Baltimore City officials are walking a tightrope as they seek to balance the public’s right-to-know and frustration against protecting the integrity of the investigation into the death of Freddie Gray while in police custody.
“I recognize that there’s frustration over this investigation,” said Mayor Stephanie Rawlings-Blake on April 24, speaking to members of the local and national media at City Hall. “But I want to be clear: there is a process, and we have to respect that process. In order to have justice, and not just seek justice, the investigation has to follow procedures.”
Surrounded by clergy members from the Baltimore area, the mayor offered condolences to the family of Gray, the West Baltimore man who died on April 19, one week after suffering three broken vertebrae in his neck and a crushed voice box while in police custody on April 12. Rawlings-Blake also praised demonstrators for staging what had been peaceful protests, said she demanded answers in what happened to Gray, and indicated that all information collected by the Baltimore Police Department in the investigation of Gray’s death would be turned over to Baltimore City State’s Attorney Marilyn Mosby on May 1 for independent review.

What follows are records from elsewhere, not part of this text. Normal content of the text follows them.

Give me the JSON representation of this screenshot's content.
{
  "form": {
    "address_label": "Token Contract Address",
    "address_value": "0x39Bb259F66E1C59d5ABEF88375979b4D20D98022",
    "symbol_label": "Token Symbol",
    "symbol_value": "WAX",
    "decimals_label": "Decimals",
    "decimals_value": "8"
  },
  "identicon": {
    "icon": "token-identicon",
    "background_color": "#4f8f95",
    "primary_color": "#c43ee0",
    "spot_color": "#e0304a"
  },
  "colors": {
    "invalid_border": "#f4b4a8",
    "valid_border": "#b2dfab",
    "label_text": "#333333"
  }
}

The city has seen five straight days of demonstrations—with a major action planned for April 25—from residents demanding not only answers, but indictments. Many protestors have expressed frustration with what feels to them like the glacial pace of information being released by the city about what happened to Gray; but as Baltimore City Police Commissioner Anthony Batts said at his own press conference about two hours after the mayor’s press conference, doing otherwise could compromise the very quest for accountability the community is seeking.

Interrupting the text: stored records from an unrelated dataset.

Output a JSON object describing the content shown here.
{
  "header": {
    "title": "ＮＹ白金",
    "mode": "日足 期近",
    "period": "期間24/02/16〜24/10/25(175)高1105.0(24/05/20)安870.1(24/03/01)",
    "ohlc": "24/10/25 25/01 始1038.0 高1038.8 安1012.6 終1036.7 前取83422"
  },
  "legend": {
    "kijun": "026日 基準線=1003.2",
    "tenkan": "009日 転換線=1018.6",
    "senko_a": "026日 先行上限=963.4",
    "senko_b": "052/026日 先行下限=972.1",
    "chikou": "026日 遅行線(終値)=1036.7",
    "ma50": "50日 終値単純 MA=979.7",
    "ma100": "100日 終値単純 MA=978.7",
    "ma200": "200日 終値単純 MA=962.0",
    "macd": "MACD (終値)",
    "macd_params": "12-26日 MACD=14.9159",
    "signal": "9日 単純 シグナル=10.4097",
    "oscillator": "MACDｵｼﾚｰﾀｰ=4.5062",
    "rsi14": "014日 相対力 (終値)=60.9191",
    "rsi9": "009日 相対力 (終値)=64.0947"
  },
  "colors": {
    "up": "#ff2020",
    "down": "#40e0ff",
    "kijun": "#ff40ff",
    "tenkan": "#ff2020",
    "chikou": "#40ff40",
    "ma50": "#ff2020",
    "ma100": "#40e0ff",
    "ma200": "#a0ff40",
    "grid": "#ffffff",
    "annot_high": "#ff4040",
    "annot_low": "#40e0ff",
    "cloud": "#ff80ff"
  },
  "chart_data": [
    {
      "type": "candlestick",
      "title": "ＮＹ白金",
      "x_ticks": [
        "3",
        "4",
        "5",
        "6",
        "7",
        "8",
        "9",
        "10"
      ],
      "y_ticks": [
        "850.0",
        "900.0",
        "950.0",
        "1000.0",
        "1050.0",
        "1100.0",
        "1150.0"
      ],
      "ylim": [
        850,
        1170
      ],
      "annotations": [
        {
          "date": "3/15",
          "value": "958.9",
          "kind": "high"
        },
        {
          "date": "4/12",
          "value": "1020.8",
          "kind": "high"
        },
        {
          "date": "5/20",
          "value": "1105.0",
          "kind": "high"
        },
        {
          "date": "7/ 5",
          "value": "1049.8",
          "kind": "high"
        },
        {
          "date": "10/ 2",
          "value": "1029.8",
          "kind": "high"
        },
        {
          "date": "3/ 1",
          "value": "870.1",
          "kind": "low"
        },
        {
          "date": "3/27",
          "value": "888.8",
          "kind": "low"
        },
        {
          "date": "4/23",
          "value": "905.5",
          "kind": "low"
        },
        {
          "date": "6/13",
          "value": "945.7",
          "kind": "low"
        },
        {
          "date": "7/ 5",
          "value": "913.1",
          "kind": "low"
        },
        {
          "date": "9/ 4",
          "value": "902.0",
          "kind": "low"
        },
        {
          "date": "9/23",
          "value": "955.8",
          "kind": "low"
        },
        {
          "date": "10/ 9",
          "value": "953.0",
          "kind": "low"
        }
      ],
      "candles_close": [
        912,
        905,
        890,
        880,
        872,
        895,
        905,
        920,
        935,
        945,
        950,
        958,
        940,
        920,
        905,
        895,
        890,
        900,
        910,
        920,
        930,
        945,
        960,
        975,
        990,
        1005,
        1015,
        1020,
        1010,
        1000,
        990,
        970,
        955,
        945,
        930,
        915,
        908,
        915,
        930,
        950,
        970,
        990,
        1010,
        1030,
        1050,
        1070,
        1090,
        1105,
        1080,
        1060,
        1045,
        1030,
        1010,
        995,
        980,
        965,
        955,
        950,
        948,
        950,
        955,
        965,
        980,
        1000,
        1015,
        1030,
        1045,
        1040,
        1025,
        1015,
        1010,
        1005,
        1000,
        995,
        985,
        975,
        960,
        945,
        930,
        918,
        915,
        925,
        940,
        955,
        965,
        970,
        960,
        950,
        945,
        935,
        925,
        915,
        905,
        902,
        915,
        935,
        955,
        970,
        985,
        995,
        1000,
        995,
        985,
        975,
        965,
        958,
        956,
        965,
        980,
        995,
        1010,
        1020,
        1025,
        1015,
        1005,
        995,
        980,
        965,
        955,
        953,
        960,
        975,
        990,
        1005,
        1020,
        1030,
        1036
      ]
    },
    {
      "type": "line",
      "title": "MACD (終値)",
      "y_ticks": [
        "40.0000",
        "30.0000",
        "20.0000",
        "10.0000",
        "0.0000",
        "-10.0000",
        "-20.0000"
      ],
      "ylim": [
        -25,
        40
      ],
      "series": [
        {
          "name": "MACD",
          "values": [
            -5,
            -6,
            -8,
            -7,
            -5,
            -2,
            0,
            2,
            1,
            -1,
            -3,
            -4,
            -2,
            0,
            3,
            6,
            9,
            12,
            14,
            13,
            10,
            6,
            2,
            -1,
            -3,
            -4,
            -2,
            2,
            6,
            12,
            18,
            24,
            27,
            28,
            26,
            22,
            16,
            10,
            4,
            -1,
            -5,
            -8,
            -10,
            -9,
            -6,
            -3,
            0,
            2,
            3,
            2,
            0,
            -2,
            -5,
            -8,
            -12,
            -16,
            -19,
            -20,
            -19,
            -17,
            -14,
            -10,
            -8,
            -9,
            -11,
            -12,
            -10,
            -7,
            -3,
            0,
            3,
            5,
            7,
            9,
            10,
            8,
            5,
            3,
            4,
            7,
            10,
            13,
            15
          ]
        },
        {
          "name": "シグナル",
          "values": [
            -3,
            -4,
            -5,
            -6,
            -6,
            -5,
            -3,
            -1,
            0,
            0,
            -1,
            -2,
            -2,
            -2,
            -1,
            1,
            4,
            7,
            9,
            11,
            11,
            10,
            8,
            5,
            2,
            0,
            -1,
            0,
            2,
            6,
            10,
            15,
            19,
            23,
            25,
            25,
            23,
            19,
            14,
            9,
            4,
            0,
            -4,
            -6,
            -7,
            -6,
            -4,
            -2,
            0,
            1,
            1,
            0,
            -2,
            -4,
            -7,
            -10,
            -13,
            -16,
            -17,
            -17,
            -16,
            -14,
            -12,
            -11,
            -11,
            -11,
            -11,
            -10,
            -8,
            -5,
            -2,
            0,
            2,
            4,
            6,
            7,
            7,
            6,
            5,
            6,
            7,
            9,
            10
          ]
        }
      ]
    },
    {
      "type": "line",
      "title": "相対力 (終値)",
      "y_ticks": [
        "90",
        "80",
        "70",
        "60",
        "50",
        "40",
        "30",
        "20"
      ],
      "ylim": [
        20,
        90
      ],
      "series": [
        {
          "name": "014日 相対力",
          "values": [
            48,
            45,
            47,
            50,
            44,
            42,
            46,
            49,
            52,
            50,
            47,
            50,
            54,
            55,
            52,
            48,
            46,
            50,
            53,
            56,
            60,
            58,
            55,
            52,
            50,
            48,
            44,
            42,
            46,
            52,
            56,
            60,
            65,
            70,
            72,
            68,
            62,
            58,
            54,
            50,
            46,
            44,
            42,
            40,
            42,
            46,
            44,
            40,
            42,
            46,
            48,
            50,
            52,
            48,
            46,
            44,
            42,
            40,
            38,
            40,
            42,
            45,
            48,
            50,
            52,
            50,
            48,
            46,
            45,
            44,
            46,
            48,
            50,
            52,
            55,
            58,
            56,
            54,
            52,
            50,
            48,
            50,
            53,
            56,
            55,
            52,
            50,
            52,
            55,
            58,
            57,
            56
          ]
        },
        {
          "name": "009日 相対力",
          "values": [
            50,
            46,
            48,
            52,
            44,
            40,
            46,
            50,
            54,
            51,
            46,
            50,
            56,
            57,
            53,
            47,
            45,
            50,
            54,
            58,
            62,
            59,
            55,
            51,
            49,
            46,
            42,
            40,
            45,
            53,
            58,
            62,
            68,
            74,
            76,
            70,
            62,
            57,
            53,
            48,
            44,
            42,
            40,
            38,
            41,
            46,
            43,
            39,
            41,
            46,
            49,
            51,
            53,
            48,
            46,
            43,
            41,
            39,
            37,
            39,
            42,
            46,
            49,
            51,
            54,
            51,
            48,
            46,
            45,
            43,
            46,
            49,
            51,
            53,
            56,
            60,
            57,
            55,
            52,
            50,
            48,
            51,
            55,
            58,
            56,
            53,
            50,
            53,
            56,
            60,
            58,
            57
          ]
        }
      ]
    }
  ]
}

“What you see us tap dancing on and balancing here is that if someone harmed Freddie Gray, we’re going to have to prosecute. And so giving too much information out to you on the front here now may jeopardize that prosecution. So we’re trying to be as open and transparent as possible, but if somebody harmed him, they have to be held accountable, and we don’t want to give all the information that we have.”
The commissioner did give a number of updates of what he said the Baltimore Police Department’s investigation had uncovered so far. Gray was not secured with a seat-belt in the transportation wagon that was transporting him from the scene of the arrest to the Western District police station, “as he should have been,” said Batts.

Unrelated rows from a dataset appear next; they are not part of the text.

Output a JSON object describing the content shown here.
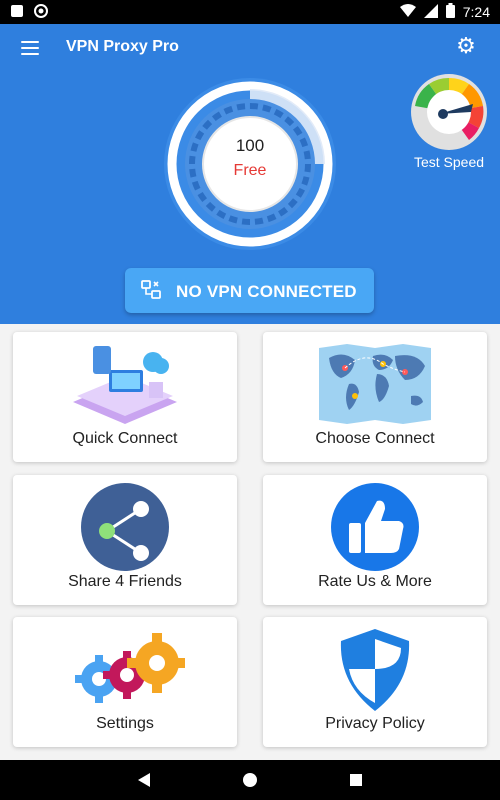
{
  "status_bar": {
    "time": "7:24"
  },
  "header": {
    "title": "VPN Proxy Pro"
  },
  "dial": {
    "value": "100",
    "label": "Free"
  },
  "test_speed": {
    "label": "Test Speed"
  },
  "vpn_status": {
    "label": "NO VPN CONNECTED"
  },
  "cards": [
    {
      "label": "Quick Connect"
    },
    {
      "label": "Choose Connect"
    },
    {
      "label": "Share 4 Friends"
    },
    {
      "label": "Rate Us & More"
    },
    {
      "label": "Settings"
    },
    {
      "label": "Privacy Policy"
    }
  ],
  "colors": {
    "primary": "#2f7fde",
    "accent": "#49a7f5",
    "free_text": "#e53935"
  }
}
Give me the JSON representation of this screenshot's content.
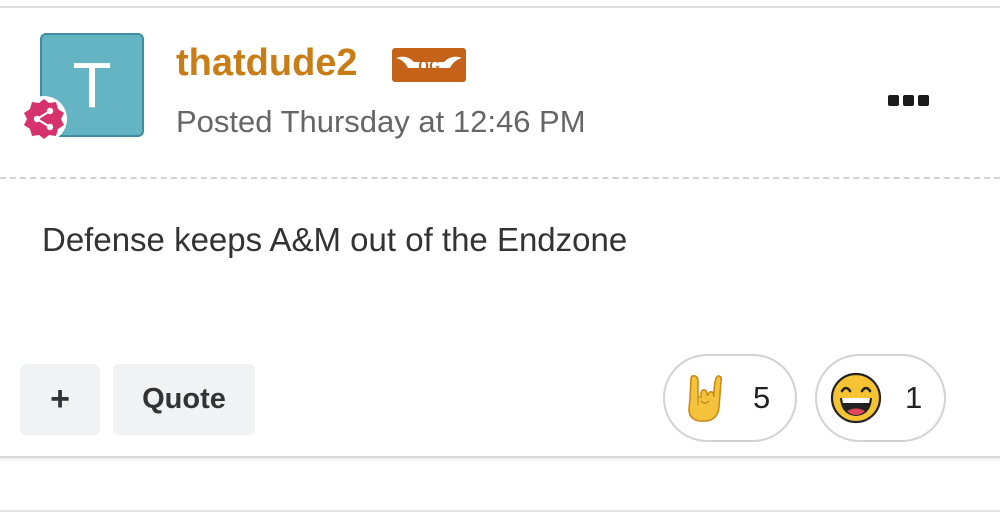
{
  "post": {
    "author": {
      "name": "thatdude2",
      "avatar_letter": "T",
      "avatar_color": "#65b4c4",
      "group_icon": "share-network-icon",
      "group_badge_color": "#d6336c",
      "badge_text": "OG",
      "badge_color": "#c4621a"
    },
    "date": "Posted Thursday at 12:46 PM",
    "more_icon": "ellipsis-icon",
    "body": "Defense keeps A&M out of the Endzone"
  },
  "actions": {
    "multiquote_label": "+",
    "quote_label": "Quote"
  },
  "reactions": [
    {
      "icon": "rock-on-hand-icon",
      "count": "5"
    },
    {
      "icon": "laughing-face-icon",
      "count": "1"
    }
  ],
  "colors": {
    "author_name": "#c97d17",
    "text": "#333333",
    "muted": "#666666"
  }
}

“No excuses for that, period,” said the commissioner.
Batts also said that officers failed to provide Gray with medical attention “in a timely manner, multiple times.”
Later on in the press conference, Baltimore Police Deputy Commissioner Kevin Davis, after describing the foot chase that ended in Gray’s apprehension on the 1700 block of Presbury St., said, “And quite frankly, that’s exactly where Freddie Gray should’ve received medical attention.”
According to Batts, five of the six suspended officers have given statements, while one has continued to invoke his or her “rights.” Because of the nature of the investigation, officers are protected both by their Fifth Amendment rights under the U.S. Constitution against self-incrimination, as well as their rights under Maryland’s law enforcement officer’s bill of rights, which gives police officers 10 business days to attain legal counsel before they can be questioned in an administrative (internal) investigation. It was not clear which set of rights the officer was invoking.